Surprising as it may seem, the car takes turns pretty well.

The factory drum brakes are not up to the task of controlling this car.

The engine is simple and easy to service and make repairs on.

Would you buy another car from this manufacturer? Yes

Review Date: 11th January, 2005

22nd Mar 2005, 12:02

This car is (a 1967 model) was manufactured on 23 June 1966 in Mahwah, NJ.

2nd Oct 2006, 10:30

I just got my '66 galaxie convertible and agree with everything said thus far, especially the braking system. After driving newer cars with power disc brakes, this car could put you in danger if you're not careful. With that said, it is an awesome car, easy to work on, and looks great!

23rd Aug 2009, 13:38

I had a '67 500 two door hardtop that I bought from my dad with 110,000 miles on it. It was a 240 6 cylinder with a three speed auto. It was a great car. The two door body and frame remained tight. The four door hardtop and the two door convertible both seemed to turn into "boats". The 390 that usually came was a dog. I don't know if a higher HP engine was available. My dad had the four door hardtop with a 390 also. I drove it a little. I thought it was a boat.

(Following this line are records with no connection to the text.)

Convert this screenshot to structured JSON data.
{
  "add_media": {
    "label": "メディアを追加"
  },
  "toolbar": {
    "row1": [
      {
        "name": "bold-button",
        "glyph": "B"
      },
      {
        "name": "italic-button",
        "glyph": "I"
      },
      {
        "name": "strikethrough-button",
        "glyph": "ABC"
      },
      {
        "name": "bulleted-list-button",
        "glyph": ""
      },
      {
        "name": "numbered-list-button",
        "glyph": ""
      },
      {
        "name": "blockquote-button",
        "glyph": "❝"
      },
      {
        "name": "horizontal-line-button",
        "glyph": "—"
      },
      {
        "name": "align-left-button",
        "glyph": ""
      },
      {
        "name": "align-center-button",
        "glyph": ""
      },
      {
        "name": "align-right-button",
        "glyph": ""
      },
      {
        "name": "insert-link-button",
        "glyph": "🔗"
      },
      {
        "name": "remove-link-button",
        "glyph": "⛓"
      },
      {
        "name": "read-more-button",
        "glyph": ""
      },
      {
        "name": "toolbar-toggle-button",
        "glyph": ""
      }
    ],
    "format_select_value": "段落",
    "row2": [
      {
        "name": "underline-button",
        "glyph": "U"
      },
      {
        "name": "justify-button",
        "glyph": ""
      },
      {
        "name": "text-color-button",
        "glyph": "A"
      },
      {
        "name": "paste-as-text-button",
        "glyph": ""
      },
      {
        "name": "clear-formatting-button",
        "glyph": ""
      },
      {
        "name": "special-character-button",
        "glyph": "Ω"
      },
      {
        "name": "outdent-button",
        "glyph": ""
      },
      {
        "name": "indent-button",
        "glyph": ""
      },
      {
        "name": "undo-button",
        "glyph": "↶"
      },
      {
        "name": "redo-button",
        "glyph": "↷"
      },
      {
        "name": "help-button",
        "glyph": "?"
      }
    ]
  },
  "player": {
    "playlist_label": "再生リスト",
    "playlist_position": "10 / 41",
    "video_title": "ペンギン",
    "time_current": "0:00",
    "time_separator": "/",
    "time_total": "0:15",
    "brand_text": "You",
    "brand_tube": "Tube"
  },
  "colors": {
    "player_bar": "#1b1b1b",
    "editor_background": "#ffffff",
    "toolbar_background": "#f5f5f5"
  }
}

The two door hardtop was a different story. With the suspension set at the correct height (the Fords would sag, especially after a winter of heavy snow on their hoods), the car responded well on the road. It felt like a much smaller auto. Due to the advertising of the Plymouth GTX and the Hemi engine at the time, the sleeper Ford two door hardtop slept as a secret for those who owned one to enjoy.